• WORK INSTRUCTION:
Look through the entries below. Report each line that has the word "Google" in it.

DATA IN THIS EXERCISE START

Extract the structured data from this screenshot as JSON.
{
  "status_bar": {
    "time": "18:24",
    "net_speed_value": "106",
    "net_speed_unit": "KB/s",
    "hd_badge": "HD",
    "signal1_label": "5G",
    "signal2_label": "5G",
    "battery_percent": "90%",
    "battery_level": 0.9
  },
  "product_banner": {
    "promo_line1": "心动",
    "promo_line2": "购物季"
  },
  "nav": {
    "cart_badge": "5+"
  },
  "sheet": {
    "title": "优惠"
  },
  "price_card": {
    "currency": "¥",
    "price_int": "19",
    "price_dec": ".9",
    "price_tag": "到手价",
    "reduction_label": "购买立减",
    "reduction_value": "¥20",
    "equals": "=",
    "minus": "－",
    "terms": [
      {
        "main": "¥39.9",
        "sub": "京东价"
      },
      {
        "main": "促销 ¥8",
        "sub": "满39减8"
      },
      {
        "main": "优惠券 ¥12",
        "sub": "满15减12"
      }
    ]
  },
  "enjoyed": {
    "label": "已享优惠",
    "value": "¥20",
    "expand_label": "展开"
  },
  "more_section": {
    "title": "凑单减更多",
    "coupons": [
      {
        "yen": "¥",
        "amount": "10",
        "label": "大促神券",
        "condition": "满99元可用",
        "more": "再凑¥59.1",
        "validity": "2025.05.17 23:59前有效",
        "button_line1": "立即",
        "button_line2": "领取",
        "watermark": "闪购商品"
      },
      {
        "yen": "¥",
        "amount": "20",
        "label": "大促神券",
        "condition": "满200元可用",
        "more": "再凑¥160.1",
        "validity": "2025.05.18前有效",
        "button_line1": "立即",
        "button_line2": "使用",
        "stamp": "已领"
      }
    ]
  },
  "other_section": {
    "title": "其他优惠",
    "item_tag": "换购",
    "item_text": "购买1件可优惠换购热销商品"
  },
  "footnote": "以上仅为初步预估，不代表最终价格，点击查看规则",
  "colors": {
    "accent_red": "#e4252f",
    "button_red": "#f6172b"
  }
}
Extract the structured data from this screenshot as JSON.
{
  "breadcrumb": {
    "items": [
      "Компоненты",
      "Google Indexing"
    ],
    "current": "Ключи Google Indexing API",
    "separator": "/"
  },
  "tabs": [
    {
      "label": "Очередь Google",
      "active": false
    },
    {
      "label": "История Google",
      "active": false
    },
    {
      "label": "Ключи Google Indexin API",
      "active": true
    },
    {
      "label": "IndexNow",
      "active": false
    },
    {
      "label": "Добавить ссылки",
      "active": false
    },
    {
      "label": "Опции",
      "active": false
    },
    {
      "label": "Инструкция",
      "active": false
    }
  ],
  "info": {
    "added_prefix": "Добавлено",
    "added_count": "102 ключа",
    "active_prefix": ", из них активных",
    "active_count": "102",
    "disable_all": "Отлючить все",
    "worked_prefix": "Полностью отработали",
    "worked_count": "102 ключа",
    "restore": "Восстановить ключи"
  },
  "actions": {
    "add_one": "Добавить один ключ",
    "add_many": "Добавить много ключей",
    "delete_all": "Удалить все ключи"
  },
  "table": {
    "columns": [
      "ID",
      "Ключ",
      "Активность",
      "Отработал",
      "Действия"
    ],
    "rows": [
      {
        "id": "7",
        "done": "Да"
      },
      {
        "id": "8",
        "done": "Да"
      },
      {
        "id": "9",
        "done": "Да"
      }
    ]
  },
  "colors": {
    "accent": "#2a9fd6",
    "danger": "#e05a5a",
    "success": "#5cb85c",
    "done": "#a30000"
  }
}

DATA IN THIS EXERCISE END

• ANSWER TO THE EXERCISE:
      "Google Indexing"
    "current": "Ключи Google Indexing API",
      "label": "Очередь Google",
      "label": "История Google",
      "label": "Ключи Google Indexin API",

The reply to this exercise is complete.